Flory Van Beek has carried the glass shard in her purse for nearly 60 years.
It's about a quarter-inch thick, 2 inches long and three-fourths of an inch wide, the remnant of a shattered porthole on the Dutch ship SS Simon Bolivar. When it hit a German mine and exploded in November 1939, the Bolivar became the first neutral ship sunk in the North Sea during World War II.
The 16-year-old Flory and her 26-year-old future husband, Felix, had joined on the ship numerous Jews fleeing the Netherlands for South America because of the advancing German army. Both were severely injured in the explosion but were among 274 of the ship's 400 passengers and crew pulled from icy waters by British sailors after a second explosion sank the ship.
It was only after doctors in England removed the shard of glass from the back of Van Beek's neck that she learned how lucky she had been: The glass had lodged a millimeter from her carotid artery. Ever since, she has carried the near-lethal piece of glass with her.
"I can't explain why, but I want it with me somehow," said Van Beek, in the living room of her Newport Beach home. "Sometimes I look at it, and I think it was a miracle that I survived. The doctors couldn't believe it themselves."
It wouldn't be the last, she said.
Van Beek chronicles the "miracles" in "Flory: Survival in the Valley of Death" (Seven Locks Press; $22.95), the story of how she and Felix survived the Holocaust. They did it with the help of three Dutch Christian families that hid the couple in their homes for three years.
"They were very courageous, risking their own lives and that of their children," Flory Van Beek said. "They were real patriots, but they didn't consider themselves heroes, really. They thought it was the human thing to do."
Van Beek will discuss her book at a meet-the-author program at 7 p.m. Thursday at the Jewish Community Center of Orange County in Costa Mesa.
Among those in the audience will be Hank Hornsveld of Costa Mesa, one of the two sons of the second family that took in the Van Beeks after a late-night visit by the Gestapo forced the couple to flee their first hiding place.
"We're in the world to help each other," Hornsveld, 77, said of his family's decision to hide the Van Beeks from the Nazis. "People in need need help, and that's the way it was. We don't worry about what nationality or what religion they are."
Hornsveld, a retired electrical contractor who came to the United States in 1957, six years after the Van Beeks sponsored his brother, the late Bertus Hornsveld of Fallbrook, said Flory Van Beek has done a "fantastic job" in telling her story.
The book paints a vivid portrait of life for the Jews in the Netherlands under Nazi occupation. As a German nationalist, Felix could not remain in England after they recovered from their injuries. And after their ordeal at sea, Flory Van Beek said, "I wanted to go back to Holland."
The German army attacked the Netherlands on May 10, 1940, eight days after she and Felix returned to Rotterdam.

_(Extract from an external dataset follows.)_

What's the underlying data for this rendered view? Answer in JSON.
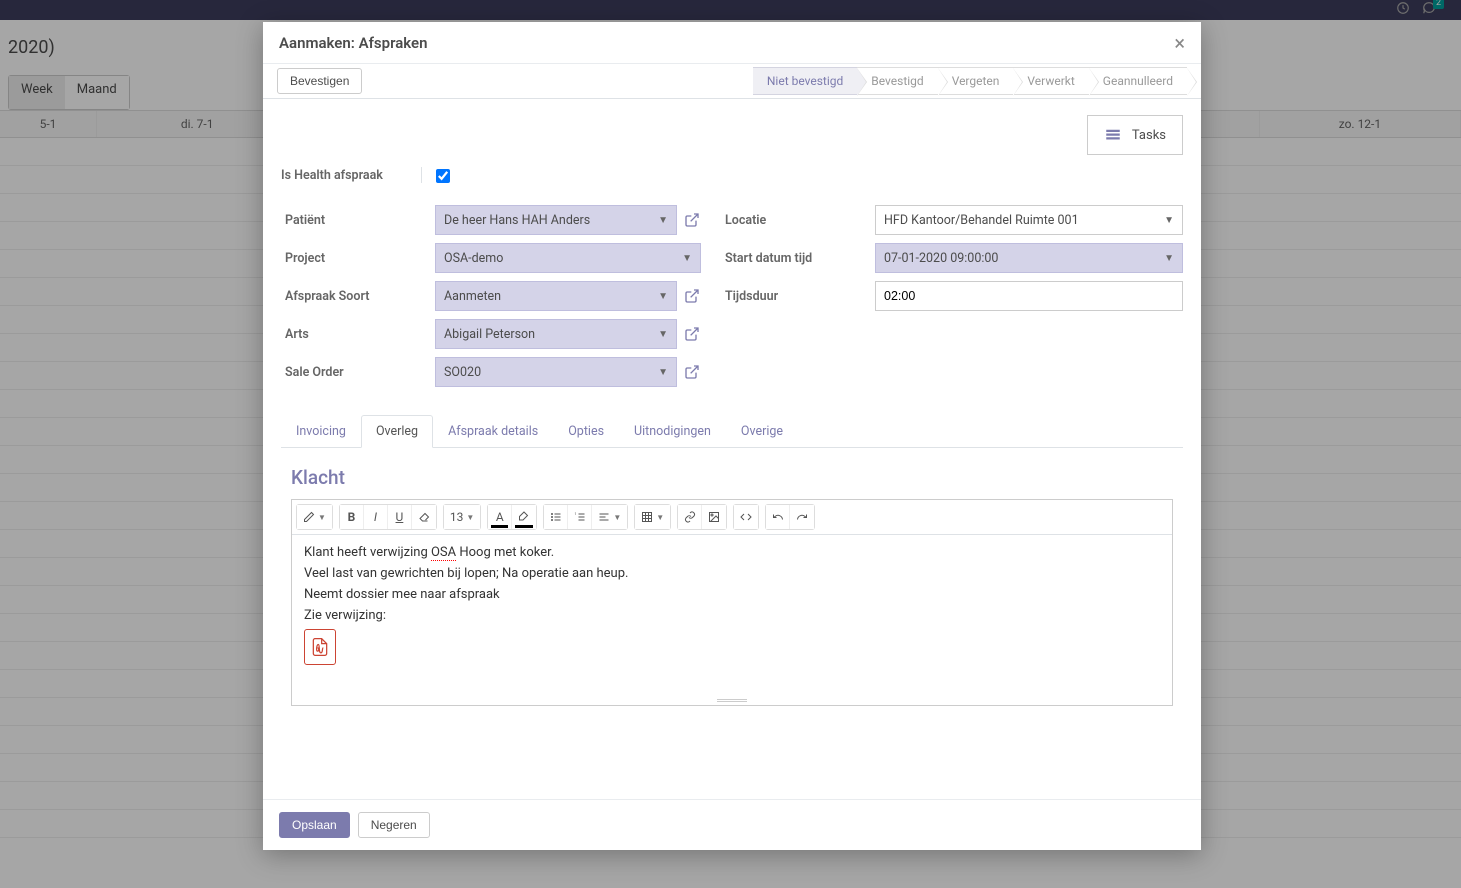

"We were in the middle of the bombardment," she recalled. "That was another miracle--that we survived that--because [1,000 people died], and all of Rotterdam was flattened."
Once the Germans occupied the Netherlands, she said, every Jew was required to report to a local district government building to sign papers to indicate whether they were Jewish, half Jewish or one-quarter Jewish. They even had to indicate how far back their ancestry could be traced. They were photographed, and their new ID cards were stamped with a "J" for Jew.
Failure to comply with this "summons" meant being sent to the concentration camp in Mauthausen, Austria.
That was the first in a long series of ordinances directed at the Jews. Parks, theaters, hotels, restaurants, libraries, museums and other public areas became off limits. Jews had to turn in their radios and bicycles, and they weren't allowed to have telephones. They were required to turn in all their gold and silver. They were forbidden to enter the homes of non-Jewish people.
Professionals and intellectuals had to quit their jobs, and business owners had to turn over their businesses. Yet if you were unemployed, Van Beek said, you would be deported.
Chance Meeting Offers a Chance
In June 1942, she received summons to report for work in Germany. She became nearly hysterical, she said, envisioning it as a trip to her death.
That afternoon, she went to the grocery store for food--"against my mother's wishes, but we needed something to eat." Her mother's fears were well-founded. By then, Jews were being picked up on the street, tortured and shot at the whim of the Nazis.
Wearing her yellow cloth Star of David, as all Jews were required to, Flory stood next to a canal contemplating suicide. Then what she calls another "miracle" occurred: A Dutch man on a bicycle approached her and asked, "What the hell are you doing here with that damned star on your blouse? Take that damned thing off and follow me."